The House of Deviant started in 2020 as a small scale pilot project forming part of professional drag performer Ernie Sparkles' (Gareth Pahl) Masters degree in Drama.
We were interested in how inclusive arts practice (and in particular drag performance) can be used as a tool for adults with learning disabilities and/or autism to use for self discovery and improve the way we see ourselves.
The project ran online with 6 participants for a month with a 2 hour weekly workshop focussing on different aspects of drag performance. Participants were also encouraged to complete weekly challenges.
We discovered that after the 4 weeks the participants reported that they felt more confident and could notice changes in themselves. We found out that drag performance helped them to:
- see themselves differently and more positively
- get their voices heard and be more assertive
- find answers to real life situations
An easy read version of the project writeup can be found here - Easy Read Project Summary
After the project ended participants made it clear that they wanted to continue with the project. After lockdown restrictions were eased we began meeting at Chapter Arts Centre to explore what the project could become. Despite it coming out of Gareth's Masters it was always important that the participants had control over how the project should work moving forward. We moved to a coproduction model and started working towards live performance work.
As of July 2022 we have grown from strength to strength and have a number of successful performances under our belt! We have performed at:
- Riverfront Theatre (with regular dates until the end of 2023)
- Chapter Arts Centre
- Wales Millennium Centre (Hijinx Unity Festival 2022 with inclusive drag royalty - Drag Syndrome)
- Pride Cymru parade
Co-production is a strengths based approach that puts professionals and project users on an equal footing, sharing power, decision making and responsibility.
It’s about doing things together. Not doing things FOR, but WITH. We share spaces. We grow together. It may sound simple, obvious even, but when people do things for people, it stops them developing the skills to do it themselves. True inclusion is about making sure people are given opportunities to be included, to grow and learn and develop. We are not just a drag troupe, we are a place where we grow together, we learn, we develop, we reach our potentials and we shout about it.
Our queens are equipped with the resources and skills to access the world of drag performance. They do their own makeup, tell their own jokes, design their own routines, create their own performances. Together we build these skills and provide the spaces to practice them.
The result - fierce, funny, independent queens with more sass than any episode of RPDR!
In terms of project management, every decision is made as a group together, and every voice and opinion is listened to and respected. This leads to some pretty unique and wonderful discussions!
For more information on coproduction look at Coproduction Network for Wales.

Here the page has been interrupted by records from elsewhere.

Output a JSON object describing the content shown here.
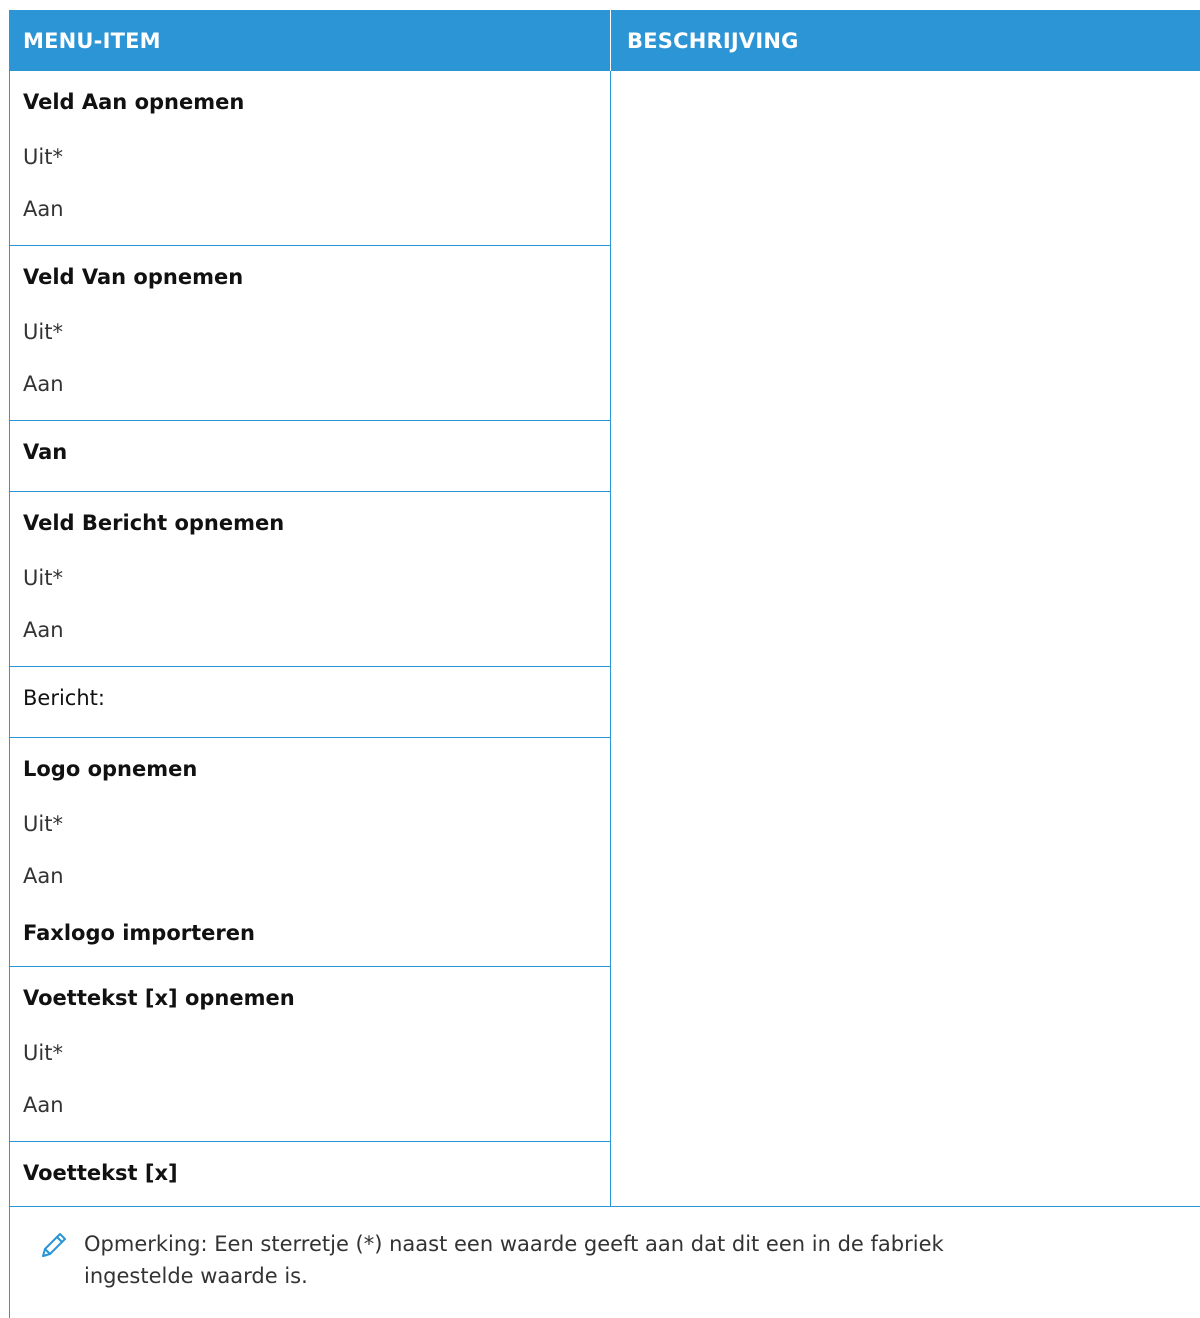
{
  "header": {
    "col1": "MENU-ITEM",
    "col2": "BESCHRIJVING"
  },
  "groups": [
    {
      "title": "Veld Aan opnemen",
      "options": [
        "Uit*",
        "Aan"
      ]
    },
    {
      "title": "Veld Van opnemen",
      "options": [
        "Uit*",
        "Aan"
      ]
    },
    {
      "title": "Van",
      "options": []
    },
    {
      "title": "Veld Bericht opnemen",
      "options": [
        "Uit*",
        "Aan"
      ]
    },
    {
      "title": "Bericht:",
      "options": []
    },
    {
      "title": "Logo opnemen",
      "options": [
        "Uit*",
        "Aan"
      ]
    },
    {
      "title": "Faxlogo importeren",
      "options": []
    },
    {
      "title": "Voettekst [x] opnemen",
      "options": [
        "Uit*",
        "Aan"
      ]
    },
    {
      "title": "Voettekst [x]",
      "options": []
    }
  ],
  "note": "Opmerking: Een sterretje (*) naast een waarde geeft aan dat dit een in de fabriek ingestelde waarde is.",
  "colors": {
    "accent": "#2b95d6",
    "header_text": "#ffffff"
  },
  "icons": {
    "note": "pencil-icon"
  }
}
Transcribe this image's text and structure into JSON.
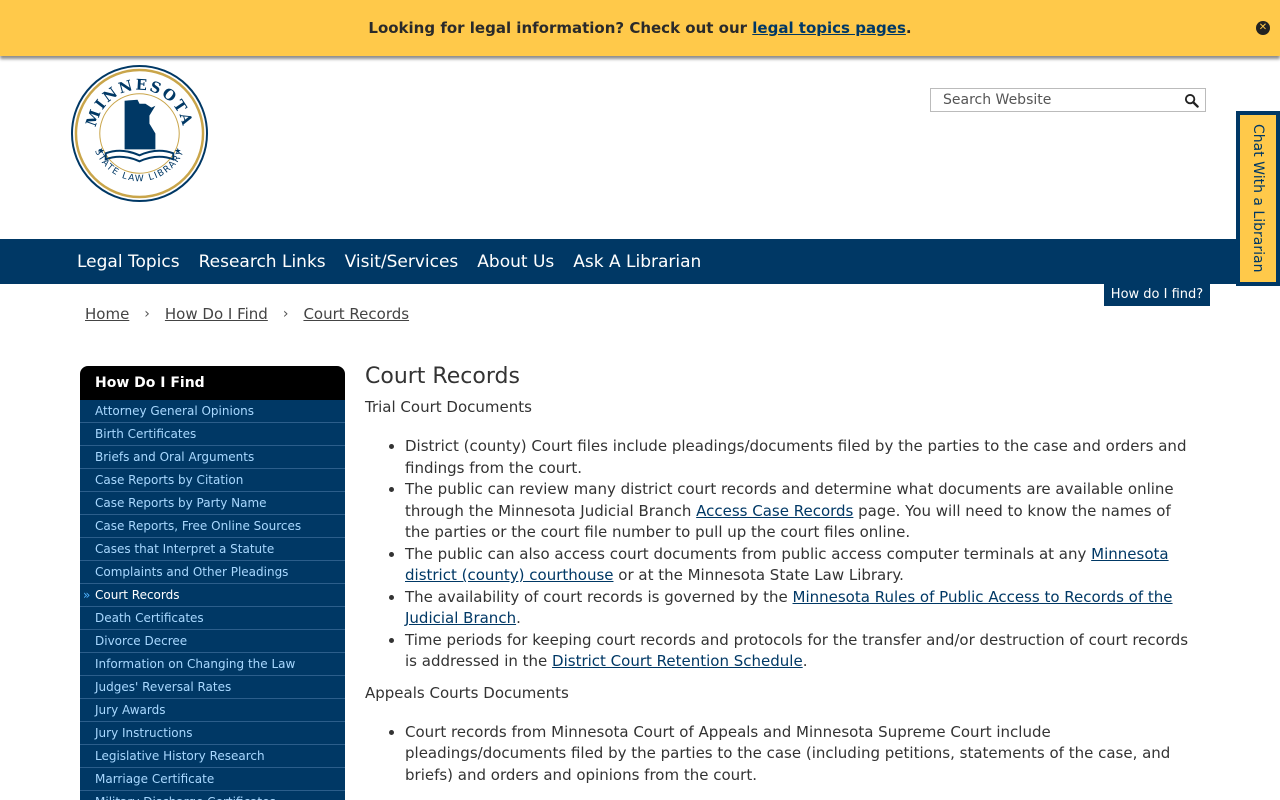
{
  "banner": {
    "text_before": "Looking for legal information? Check out our ",
    "link": "legal topics pages",
    "text_after": ".",
    "close_icon": "close-icon"
  },
  "logo": {
    "top_text": "MINNESOTA",
    "bottom_text": "STATE LAW LIBRARY",
    "colors": {
      "navy": "#003865",
      "gold": "#c9a54a"
    }
  },
  "search": {
    "placeholder": "Search Website",
    "icon": "search-icon"
  },
  "chat": {
    "label": "Chat With a Librarian"
  },
  "nav": {
    "items": [
      "Legal Topics",
      "Research Links",
      "Visit/Services",
      "About Us",
      "Ask A Librarian"
    ],
    "howdo": "How do I find?"
  },
  "breadcrumb": {
    "items": [
      "Home",
      "How Do I Find",
      "Court Records"
    ]
  },
  "sidebar": {
    "title": "How Do I Find",
    "items": [
      "Attorney General Opinions",
      "Birth Certificates",
      "Briefs and Oral Arguments",
      "Case Reports by Citation",
      "Case Reports by Party Name",
      "Case Reports, Free Online Sources",
      "Cases that Interpret a Statute",
      "Complaints and Other Pleadings",
      "Court Records",
      "Death Certificates",
      "Divorce Decree",
      "Information on Changing the Law",
      "Judges' Reversal Rates",
      "Jury Awards",
      "Jury Instructions",
      "Legislative History Research",
      "Marriage Certificate",
      "Military Discharge Certificates"
    ],
    "active": "Court Records"
  },
  "main": {
    "title": "Court Records",
    "section1": "Trial Court Documents",
    "b1": "District (county) Court files include pleadings/documents filed by the parties to the case and orders and findings from the court.",
    "b2_pre": "The public can review many district court records and determine what documents are available online through the Minnesota Judicial Branch ",
    "b2_link": "Access Case Records",
    "b2_post": " page.  You will need to know the names of the parties or the court file number to pull up the court files online.",
    "b3_pre": "The public can also access court documents from public access computer terminals at any ",
    "b3_link": "Minnesota district (county) courthouse",
    "b3_post": " or at the Minnesota State Law Library.",
    "b4_pre": "The availability of court records is governed by the ",
    "b4_link": "Minnesota Rules of Public Access to Records of the Judicial Branch",
    "b4_post": ".",
    "b5_pre": "Time periods for keeping court records and protocols for the transfer and/or destruction of court records is addressed in the ",
    "b5_link": "District Court Retention Schedule",
    "b5_post": ".",
    "section2": "Appeals Courts Documents",
    "b6": "Court records from Minnesota Court of Appeals and Minnesota Supreme Court include pleadings/documents filed by the parties to the case (including petitions, statements of the case, and briefs) and orders and opinions from the court."
  }
}
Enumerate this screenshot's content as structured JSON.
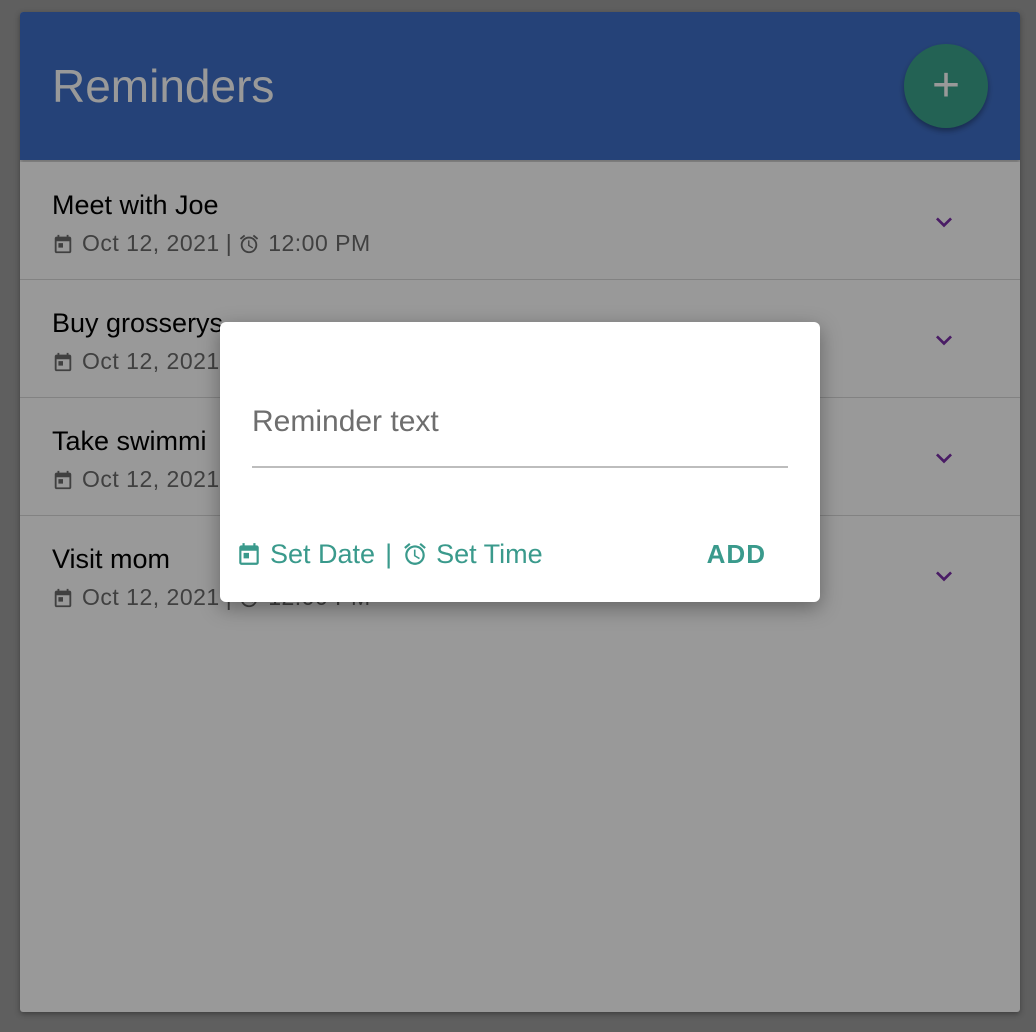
{
  "header": {
    "title": "Reminders",
    "add_icon": "plus-icon"
  },
  "reminders": [
    {
      "title": "Meet with Joe",
      "date": "Oct 12, 2021",
      "time": "12:00 PM"
    },
    {
      "title": "Buy grosserys",
      "date": "Oct 12, 2021",
      "time": ""
    },
    {
      "title": "Take swimmi",
      "date": "Oct 12, 2021",
      "time": ""
    },
    {
      "title": "Visit mom",
      "date": "Oct 12, 2021",
      "time": "12:00 PM"
    }
  ],
  "meta_separator": "|",
  "dialog": {
    "input_placeholder": "Reminder text",
    "set_date_label": "Set Date",
    "separator": "|",
    "set_time_label": "Set Time",
    "add_label": "ADD"
  },
  "colors": {
    "header": "#3f6fc8",
    "fab": "#3ba48c",
    "chevron": "#7b2fa8",
    "dialog_accent": "#3a9a8c"
  }
}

Fundamentally our work is about transforming lives. Our aim is to give voice, autonomy, control and opportunity to people with a learning disability and/or autism. Historically people with a learning disability and/or autism have had very little control over the decisions made about their lives, fewer opportunities and consequently have low confidence and self esteem. We seek to change this. Drag performance is most often a high status role, and so provides good practice in power and control.
Flossie Sunshine says she feels that drag helps her to explore different personas:
“being in the House of deviant is an amazing achievement because I feel like I’m a different person, I become a sassy person”.
Miss Shade Bitch said that performing in drag has given her more confidence and opportunities to socialise.
“It helps me to socialise and gives me confidence. It makes me fabulous to learn to do make up and dance routines and change my voice”.
Our shows and performances show to the world exactly how we can do anything given the right support and opportunity. We prove that people with learning disabilities and/or autism are a force to be reckoned with.
Lots of people think people with learning disabilities and/or autism can’t do a lot of things, and the House of Deviant is smashing what people think they can do and proving that a diagnosis doesn’t need to be a barrier.
"Absolutely brilliant. I saw a performance at WMC as part of Unity Festival and the gals were super hilarious. Drag-ma held together the wonders and inventiveness of the whole gang so brilliantly. Amazing to see such a celebration of everything it is-and might be-to be a human person. Empowering to watch and empowering to be in, it looked like!"
We are currently a self funded project, meaning our only source of income is through the money we generate ourselves through performances and shows. This naturally limits our reach and how many people we can work with. At the moment there is a waiting list of people who want to come and be part of the project. Whilst funding streams are an option they take time and resources to apply, and are not guaranteed. On top of this, drag is not the cheapest of art forms!
There are many ways you can support us, not just financially. For more information click here: